■ DESCRIPTION OF THE TASK
In full and without alteration, write out the records.

App and web page records:
------------------------------------

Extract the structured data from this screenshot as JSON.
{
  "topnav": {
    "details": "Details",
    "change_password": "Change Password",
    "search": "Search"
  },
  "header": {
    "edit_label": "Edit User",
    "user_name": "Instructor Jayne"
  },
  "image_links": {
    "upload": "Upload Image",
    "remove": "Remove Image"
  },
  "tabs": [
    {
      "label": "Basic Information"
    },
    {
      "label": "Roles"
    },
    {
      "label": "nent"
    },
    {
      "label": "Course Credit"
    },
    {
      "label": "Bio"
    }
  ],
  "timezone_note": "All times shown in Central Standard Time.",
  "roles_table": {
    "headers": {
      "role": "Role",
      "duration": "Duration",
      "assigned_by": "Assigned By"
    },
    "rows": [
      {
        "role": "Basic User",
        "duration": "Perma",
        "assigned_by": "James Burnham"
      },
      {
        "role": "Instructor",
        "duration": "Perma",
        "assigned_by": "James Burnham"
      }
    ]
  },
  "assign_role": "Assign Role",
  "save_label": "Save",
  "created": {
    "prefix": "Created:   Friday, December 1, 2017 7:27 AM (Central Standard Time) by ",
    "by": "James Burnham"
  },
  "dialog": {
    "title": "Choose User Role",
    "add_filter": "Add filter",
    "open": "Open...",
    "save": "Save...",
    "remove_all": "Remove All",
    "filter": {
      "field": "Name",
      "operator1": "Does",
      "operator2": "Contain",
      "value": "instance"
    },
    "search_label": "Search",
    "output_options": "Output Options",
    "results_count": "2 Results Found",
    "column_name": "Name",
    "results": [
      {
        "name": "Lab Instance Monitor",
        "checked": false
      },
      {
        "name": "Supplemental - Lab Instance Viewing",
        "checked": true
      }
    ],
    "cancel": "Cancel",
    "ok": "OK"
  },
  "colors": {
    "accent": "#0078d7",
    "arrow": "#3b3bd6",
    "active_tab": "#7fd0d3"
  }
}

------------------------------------

■ WRITTEN SOLUTION
Extract the structured data from this screenshot as JSON.
{
  "topnav": {
    "details": "Details",
    "change_password": "Change Password",
    "search": "Search"
  },
  "header": {
    "edit_label": "Edit User",
    "user_name": "Instructor Jayne"
  },
  "image_links": {
    "upload": "Upload Image",
    "remove": "Remove Image"
  },
  "tabs": [
    {
      "label": "Basic Information"
    },
    {
      "label": "Roles"
    },
    {
      "label": "nent"
    },
    {
      "label": "Course Credit"
    },
    {
      "label": "Bio"
    }
  ],
  "timezone_note": "All times shown in Central Standard Time.",
  "roles_table": {
    "headers": {
      "role": "Role",
      "duration": "Duration",
      "assigned_by": "Assigned By"
    },
    "rows": [
      {
        "role": "Basic User",
        "duration": "Perma",
        "assigned_by": "James Burnham"
      },
      {
        "role": "Instructor",
        "duration": "Perma",
        "assigned_by": "James Burnham"
      }
    ]
  },
  "assign_role": "Assign Role",
  "save_label": "Save",
  "created": {
    "prefix": "Created:   Friday, December 1, 2017 7:27 AM (Central Standard Time) by ",
    "by": "James Burnham"
  },
  "dialog": {
    "title": "Choose User Role",
    "add_filter": "Add filter",
    "open": "Open...",
    "save": "Save...",
    "remove_all": "Remove All",
    "filter": {
      "field": "Name",
      "operator1": "Does",
      "operator2": "Contain",
      "value": "instance"
    },
    "search_label": "Search",
    "output_options": "Output Options",
    "results_count": "2 Results Found",
    "column_name": "Name",
    "results": [
      {
        "name": "Lab Instance Monitor",
        "checked": false
      },
      {
        "name": "Supplemental - Lab Instance Viewing",
        "checked": true
      }
    ],
    "cancel": "Cancel",
    "ok": "OK"
  },
  "colors": {
    "accent": "#0078d7",
    "arrow": "#3b3bd6",
    "active_tab": "#7fd0d3"
  }
}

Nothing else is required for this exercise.